(Data extracts begins)

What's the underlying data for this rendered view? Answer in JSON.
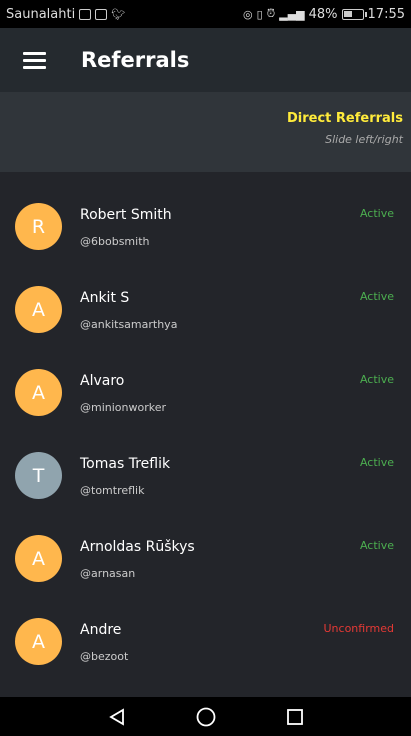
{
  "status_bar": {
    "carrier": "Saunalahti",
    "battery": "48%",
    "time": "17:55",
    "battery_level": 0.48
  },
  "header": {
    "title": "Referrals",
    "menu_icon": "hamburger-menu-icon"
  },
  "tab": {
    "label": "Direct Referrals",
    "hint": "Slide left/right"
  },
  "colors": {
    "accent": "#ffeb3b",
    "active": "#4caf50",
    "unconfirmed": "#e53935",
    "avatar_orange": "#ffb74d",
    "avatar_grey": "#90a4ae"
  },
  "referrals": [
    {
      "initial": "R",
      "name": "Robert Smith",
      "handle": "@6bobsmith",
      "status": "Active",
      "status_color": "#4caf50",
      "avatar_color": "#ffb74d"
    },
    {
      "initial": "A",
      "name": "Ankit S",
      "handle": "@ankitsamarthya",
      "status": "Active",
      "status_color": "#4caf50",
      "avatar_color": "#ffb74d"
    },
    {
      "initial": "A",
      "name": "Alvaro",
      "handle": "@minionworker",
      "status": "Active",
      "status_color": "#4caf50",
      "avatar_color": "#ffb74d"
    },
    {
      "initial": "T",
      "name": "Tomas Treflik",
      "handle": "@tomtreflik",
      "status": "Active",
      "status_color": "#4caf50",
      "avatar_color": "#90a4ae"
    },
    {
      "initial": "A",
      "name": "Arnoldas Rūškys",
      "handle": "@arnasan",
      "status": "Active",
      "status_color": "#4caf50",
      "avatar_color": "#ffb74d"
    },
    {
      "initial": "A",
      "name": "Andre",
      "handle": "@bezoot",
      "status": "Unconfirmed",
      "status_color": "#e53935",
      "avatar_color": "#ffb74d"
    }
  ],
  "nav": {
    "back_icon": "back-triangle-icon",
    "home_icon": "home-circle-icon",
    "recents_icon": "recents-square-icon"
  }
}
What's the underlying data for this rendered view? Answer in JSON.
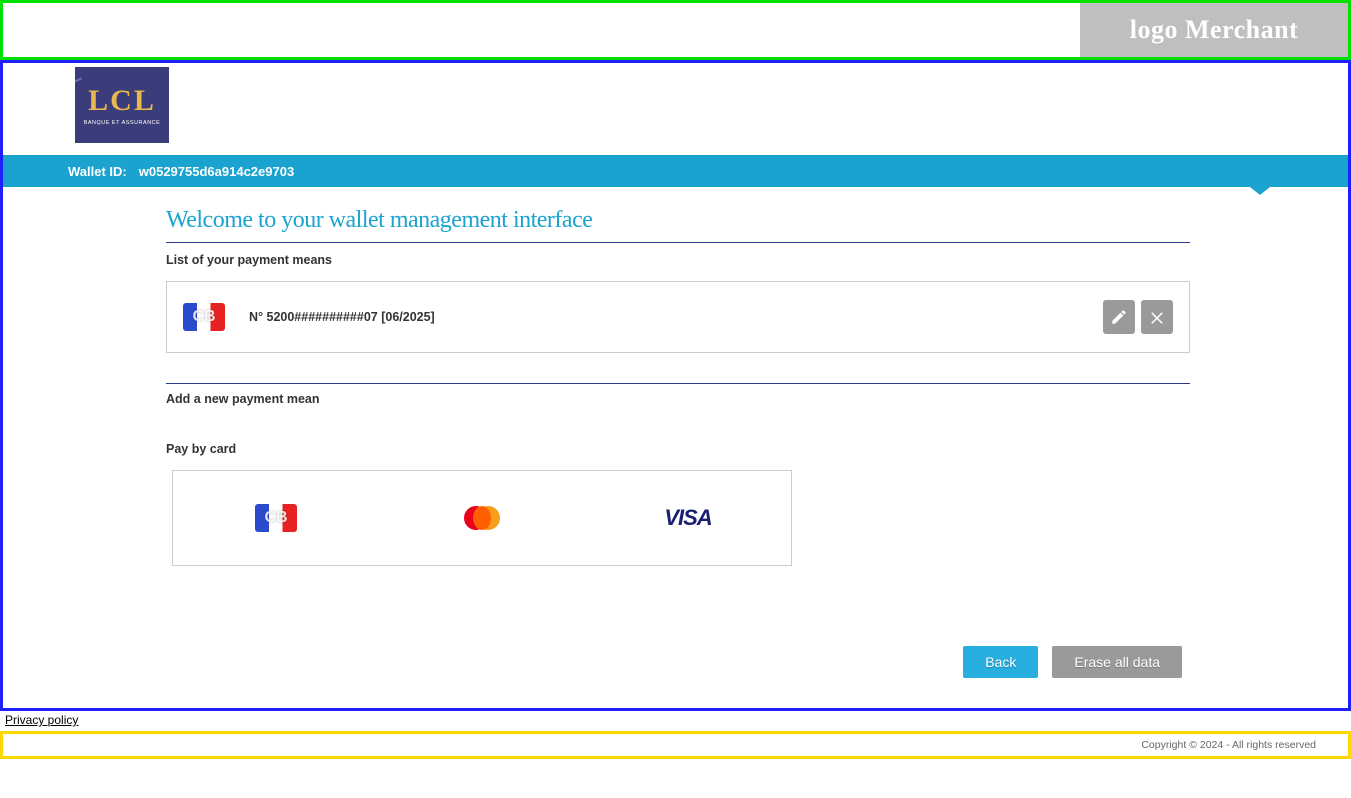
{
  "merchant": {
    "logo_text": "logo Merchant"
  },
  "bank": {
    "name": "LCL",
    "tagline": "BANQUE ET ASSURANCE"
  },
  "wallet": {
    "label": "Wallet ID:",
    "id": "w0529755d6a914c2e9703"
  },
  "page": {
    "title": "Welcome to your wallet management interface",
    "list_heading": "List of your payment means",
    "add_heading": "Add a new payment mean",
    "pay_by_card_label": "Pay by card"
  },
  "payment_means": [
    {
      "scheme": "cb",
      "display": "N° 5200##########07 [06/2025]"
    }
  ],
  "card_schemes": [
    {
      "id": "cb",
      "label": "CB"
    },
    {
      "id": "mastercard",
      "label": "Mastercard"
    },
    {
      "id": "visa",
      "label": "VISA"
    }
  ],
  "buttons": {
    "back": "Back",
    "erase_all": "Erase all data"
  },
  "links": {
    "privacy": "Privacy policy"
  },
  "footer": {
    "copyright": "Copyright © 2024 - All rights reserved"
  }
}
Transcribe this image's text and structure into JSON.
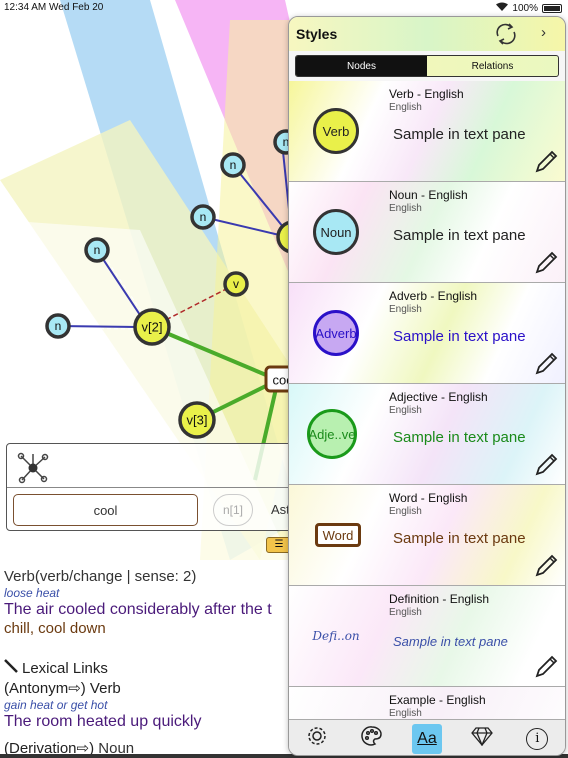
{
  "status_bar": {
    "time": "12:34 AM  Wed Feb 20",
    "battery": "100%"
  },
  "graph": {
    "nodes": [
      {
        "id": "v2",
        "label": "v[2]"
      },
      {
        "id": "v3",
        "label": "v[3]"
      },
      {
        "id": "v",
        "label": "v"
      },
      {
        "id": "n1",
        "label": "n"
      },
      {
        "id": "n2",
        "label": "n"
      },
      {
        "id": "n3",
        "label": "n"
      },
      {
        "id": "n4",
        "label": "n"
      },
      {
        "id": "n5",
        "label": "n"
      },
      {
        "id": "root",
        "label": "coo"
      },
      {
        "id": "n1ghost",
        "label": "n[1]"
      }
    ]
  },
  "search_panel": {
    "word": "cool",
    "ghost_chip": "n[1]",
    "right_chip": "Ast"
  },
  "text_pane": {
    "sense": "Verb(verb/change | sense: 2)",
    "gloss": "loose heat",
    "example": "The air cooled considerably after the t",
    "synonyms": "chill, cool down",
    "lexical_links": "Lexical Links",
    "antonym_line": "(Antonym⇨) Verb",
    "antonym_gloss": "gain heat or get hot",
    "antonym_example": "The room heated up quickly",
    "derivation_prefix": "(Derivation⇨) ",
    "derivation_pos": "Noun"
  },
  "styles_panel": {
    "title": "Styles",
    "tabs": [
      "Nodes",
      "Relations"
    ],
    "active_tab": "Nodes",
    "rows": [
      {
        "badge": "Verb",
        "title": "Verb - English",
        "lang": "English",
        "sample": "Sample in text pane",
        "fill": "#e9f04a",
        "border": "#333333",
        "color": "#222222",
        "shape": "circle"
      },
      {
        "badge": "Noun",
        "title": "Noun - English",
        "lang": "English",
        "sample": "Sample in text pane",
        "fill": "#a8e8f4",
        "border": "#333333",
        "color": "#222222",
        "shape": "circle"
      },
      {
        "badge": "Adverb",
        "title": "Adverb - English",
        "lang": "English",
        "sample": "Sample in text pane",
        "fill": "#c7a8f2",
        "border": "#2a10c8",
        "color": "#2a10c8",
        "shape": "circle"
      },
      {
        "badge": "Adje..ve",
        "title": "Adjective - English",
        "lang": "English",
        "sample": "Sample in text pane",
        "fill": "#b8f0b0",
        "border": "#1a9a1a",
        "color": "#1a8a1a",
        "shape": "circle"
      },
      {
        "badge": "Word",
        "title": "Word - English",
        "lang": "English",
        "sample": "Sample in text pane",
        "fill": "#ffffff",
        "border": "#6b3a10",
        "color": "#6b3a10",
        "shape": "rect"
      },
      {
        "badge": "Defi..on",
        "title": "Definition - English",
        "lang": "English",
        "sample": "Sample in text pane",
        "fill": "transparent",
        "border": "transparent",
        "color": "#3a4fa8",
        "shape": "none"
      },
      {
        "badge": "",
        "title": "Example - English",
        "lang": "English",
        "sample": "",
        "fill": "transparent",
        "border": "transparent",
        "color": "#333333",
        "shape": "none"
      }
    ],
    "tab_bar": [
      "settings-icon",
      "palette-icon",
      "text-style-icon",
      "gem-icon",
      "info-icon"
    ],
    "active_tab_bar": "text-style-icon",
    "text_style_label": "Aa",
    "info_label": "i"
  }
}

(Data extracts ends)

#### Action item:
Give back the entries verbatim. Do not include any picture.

#### Expected output:
What's the underlying data for this rendered view? Answer in JSON.
{
  "status_bar": {
    "carrier": "Saunalahti",
    "battery": "48%",
    "time": "17:55",
    "battery_level": 0.48
  },
  "header": {
    "title": "Referrals",
    "menu_icon": "hamburger-menu-icon"
  },
  "tab": {
    "label": "Direct Referrals",
    "hint": "Slide left/right"
  },
  "colors": {
    "accent": "#ffeb3b",
    "active": "#4caf50",
    "unconfirmed": "#e53935",
    "avatar_orange": "#ffb74d",
    "avatar_grey": "#90a4ae"
  },
  "referrals": [
    {
      "initial": "R",
      "name": "Robert Smith",
      "handle": "@6bobsmith",
      "status": "Active",
      "status_color": "#4caf50",
      "avatar_color": "#ffb74d"
    },
    {
      "initial": "A",
      "name": "Ankit S",
      "handle": "@ankitsamarthya",
      "status": "Active",
      "status_color": "#4caf50",
      "avatar_color": "#ffb74d"
    },
    {
      "initial": "A",
      "name": "Alvaro",
      "handle": "@minionworker",
      "status": "Active",
      "status_color": "#4caf50",
      "avatar_color": "#ffb74d"
    },
    {
      "initial": "T",
      "name": "Tomas Treflik",
      "handle": "@tomtreflik",
      "status": "Active",
      "status_color": "#4caf50",
      "avatar_color": "#90a4ae"
    },
    {
      "initial": "A",
      "name": "Arnoldas Rūškys",
      "handle": "@arnasan",
      "status": "Active",
      "status_color": "#4caf50",
      "avatar_color": "#ffb74d"
    },
    {
      "initial": "A",
      "name": "Andre",
      "handle": "@bezoot",
      "status": "Unconfirmed",
      "status_color": "#e53935",
      "avatar_color": "#ffb74d"
    }
  ],
  "nav": {
    "back_icon": "back-triangle-icon",
    "home_icon": "home-circle-icon",
    "recents_icon": "recents-square-icon"
  }
}
What's the underlying data for this rendered view? Answer in JSON.
{
  "merchant": {
    "logo_text": "logo Merchant"
  },
  "bank": {
    "name": "LCL",
    "tagline": "BANQUE ET ASSURANCE"
  },
  "wallet": {
    "label": "Wallet ID:",
    "id": "w0529755d6a914c2e9703"
  },
  "page": {
    "title": "Welcome to your wallet management interface",
    "list_heading": "List of your payment means",
    "add_heading": "Add a new payment mean",
    "pay_by_card_label": "Pay by card"
  },
  "payment_means": [
    {
      "scheme": "cb",
      "display": "N° 5200##########07 [06/2025]"
    }
  ],
  "card_schemes": [
    {
      "id": "cb",
      "label": "CB"
    },
    {
      "id": "mastercard",
      "label": "Mastercard"
    },
    {
      "id": "visa",
      "label": "VISA"
    }
  ],
  "buttons": {
    "back": "Back",
    "erase_all": "Erase all data"
  },
  "links": {
    "privacy": "Privacy policy"
  },
  "footer": {
    "copyright": "Copyright © 2024 - All rights reserved"
  }
}
Transcribe this image's text and structure into JSON.
{
  "status_bar": {
    "time": "12:34 AM  Wed Feb 20",
    "battery": "100%"
  },
  "graph": {
    "nodes": [
      {
        "id": "v2",
        "label": "v[2]"
      },
      {
        "id": "v3",
        "label": "v[3]"
      },
      {
        "id": "v",
        "label": "v"
      },
      {
        "id": "n1",
        "label": "n"
      },
      {
        "id": "n2",
        "label": "n"
      },
      {
        "id": "n3",
        "label": "n"
      },
      {
        "id": "n4",
        "label": "n"
      },
      {
        "id": "n5",
        "label": "n"
      },
      {
        "id": "root",
        "label": "coo"
      },
      {
        "id": "n1ghost",
        "label": "n[1]"
      }
    ]
  },
  "search_panel": {
    "word": "cool",
    "ghost_chip": "n[1]",
    "right_chip": "Ast"
  },
  "text_pane": {
    "sense": "Verb(verb/change | sense: 2)",
    "gloss": "loose heat",
    "example": "The air cooled considerably after the t",
    "synonyms": "chill, cool down",
    "lexical_links": "Lexical Links",
    "antonym_line": "(Antonym⇨) Verb",
    "antonym_gloss": "gain heat or get hot",
    "antonym_example": "The room heated up quickly",
    "derivation_prefix": "(Derivation⇨) ",
    "derivation_pos": "Noun"
  },
  "styles_panel": {
    "title": "Styles",
    "tabs": [
      "Nodes",
      "Relations"
    ],
    "active_tab": "Nodes",
    "rows": [
      {
        "badge": "Verb",
        "title": "Verb - English",
        "lang": "English",
        "sample": "Sample in text pane",
        "fill": "#e9f04a",
        "border": "#333333",
        "color": "#222222",
        "shape": "circle"
      },
      {
        "badge": "Noun",
        "title": "Noun - English",
        "lang": "English",
        "sample": "Sample in text pane",
        "fill": "#a8e8f4",
        "border": "#333333",
        "color": "#222222",
        "shape": "circle"
      },
      {
        "badge": "Adverb",
        "title": "Adverb - English",
        "lang": "English",
        "sample": "Sample in text pane",
        "fill": "#c7a8f2",
        "border": "#2a10c8",
        "color": "#2a10c8",
        "shape": "circle"
      },
      {
        "badge": "Adje..ve",
        "title": "Adjective - English",
        "lang": "English",
        "sample": "Sample in text pane",
        "fill": "#b8f0b0",
        "border": "#1a9a1a",
        "color": "#1a8a1a",
        "shape": "circle"
      },
      {
        "badge": "Word",
        "title": "Word - English",
        "lang": "English",
        "sample": "Sample in text pane",
        "fill": "#ffffff",
        "border": "#6b3a10",
        "color": "#6b3a10",
        "shape": "rect"
      },
      {
        "badge": "Defi..on",
        "title": "Definition - English",
        "lang": "English",
        "sample": "Sample in text pane",
        "fill": "transparent",
        "border": "transparent",
        "color": "#3a4fa8",
        "shape": "none"
      },
      {
        "badge": "",
        "title": "Example - English",
        "lang": "English",
        "sample": "",
        "fill": "transparent",
        "border": "transparent",
        "color": "#333333",
        "shape": "none"
      }
    ],
    "tab_bar": [
      "settings-icon",
      "palette-icon",
      "text-style-icon",
      "gem-icon",
      "info-icon"
    ],
    "active_tab_bar": "text-style-icon",
    "text_style_label": "Aa",
    "info_label": "i"
  }
}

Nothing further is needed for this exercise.